D: … and he really admired that about you. Can you still do that in the middle of all this?
F: No, much less so because this is so consuming. I mean, when I was working with Drew, there was time. I was doing two scenes a week. I mean, I could come on and say, Carey, you’re fired, and Mimi, you’re lovely, and I’d go off. So there was time. And the life of a sitcom writer is much more leisurely than a late-night talk-show host. You have more time. So, no, I don’t do so much. I do have a company here at CBS and we have some shows in development. I do go out on the road and do some standup. But I’m surprised that he says I’m entrepreneurial. I always thought he was entrepreneurial. I think what I am is, I’m kind of a 19th century throwback, you know. I mean, I’m an immigrant and I have this kind of immigrant mentality about the new country and opportunity and work and maybe it’s a little too much sometimes. You know, maybe I should ease off on it a little bit. And I will. I think I have as I get older as well. I think there’s a desperation when you’re young. As you get older, you maybe have noticed that … and not just give a shit (laughter). You know, I’m gonna take a day off.
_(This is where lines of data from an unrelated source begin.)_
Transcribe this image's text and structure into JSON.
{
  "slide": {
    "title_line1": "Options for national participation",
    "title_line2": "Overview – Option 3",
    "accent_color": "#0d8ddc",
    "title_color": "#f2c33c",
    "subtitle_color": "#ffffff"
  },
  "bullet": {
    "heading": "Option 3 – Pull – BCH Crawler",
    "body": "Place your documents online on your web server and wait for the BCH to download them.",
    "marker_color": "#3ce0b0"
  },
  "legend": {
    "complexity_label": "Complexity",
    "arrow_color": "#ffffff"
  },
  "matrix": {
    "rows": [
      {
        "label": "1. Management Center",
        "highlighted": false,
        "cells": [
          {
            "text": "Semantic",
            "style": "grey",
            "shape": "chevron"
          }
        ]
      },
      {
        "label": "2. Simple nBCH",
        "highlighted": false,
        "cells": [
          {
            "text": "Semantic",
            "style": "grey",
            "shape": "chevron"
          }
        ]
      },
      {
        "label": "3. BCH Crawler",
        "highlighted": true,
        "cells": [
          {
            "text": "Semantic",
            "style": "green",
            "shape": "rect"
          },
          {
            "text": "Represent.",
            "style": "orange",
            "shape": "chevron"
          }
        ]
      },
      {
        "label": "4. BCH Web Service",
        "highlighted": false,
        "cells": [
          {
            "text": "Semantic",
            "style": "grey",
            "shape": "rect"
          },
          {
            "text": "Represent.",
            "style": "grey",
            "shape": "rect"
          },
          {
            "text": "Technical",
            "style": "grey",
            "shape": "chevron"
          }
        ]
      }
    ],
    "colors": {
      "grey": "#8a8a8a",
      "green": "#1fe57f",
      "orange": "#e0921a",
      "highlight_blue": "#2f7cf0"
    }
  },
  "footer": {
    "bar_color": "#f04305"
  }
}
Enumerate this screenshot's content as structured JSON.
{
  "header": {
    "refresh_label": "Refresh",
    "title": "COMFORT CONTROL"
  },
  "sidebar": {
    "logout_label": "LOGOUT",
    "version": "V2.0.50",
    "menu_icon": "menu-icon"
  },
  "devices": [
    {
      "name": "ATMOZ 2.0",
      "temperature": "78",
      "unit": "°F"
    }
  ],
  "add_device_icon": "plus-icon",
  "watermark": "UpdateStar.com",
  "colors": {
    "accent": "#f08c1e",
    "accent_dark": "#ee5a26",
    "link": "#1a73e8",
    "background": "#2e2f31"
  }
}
D: Well, if you weren’t doing this, what would you be doing?
F: Standup and write books, that’s it. I’d do standup comedy and write books. I can’t see that I’d ever go back in the film business. It’s too … there’s too many committees. I might … there are some guys that I love, you know. Peter Guber that runs Mandalay is just a great guy and there's Peter Bart who runs Variety. If he’d go back into the film business, I’d go back into the film business. Yeah, ‘cause he’s terrific. He’s such an ornery old son of a bitch but he’s got passion for what he does, you know. But, I mean, he’s running Variety. That’s his thing.
D: Is that the problem? That there’s not enough people in the film biz now who have that passion?
F: There’s too many of these fuckers, you know? (pointing to executives on the cover of the Hollywood Reporter magazine). Too many executives, you know.
D: I’ve been doing this for like 10 years now, and when I started on the press tour, you had Les, you had … you know, you had guys around that were personalities. They’d come in and they’d be like, you know, we don’t give a shit what you think. This is what is what.
F: Fuck you. You don’t like that? Come on. Yeah.
D: And now these new guys, they're often empty suits. You know.
F: Can you imagine, like, Louis B. Mayer having a head shot? (laughter). Are you crazy? Are you fucking crazy? Are you fucking talking publicity for ...and so I don’t know, everybody’s a fucking actor, you know? Look at … there are five executives in the front of that paper. They all have head shots, you know.
D: Once you've got a head shot you're done.
F: You’re just another actor, just another bitch. (laughter)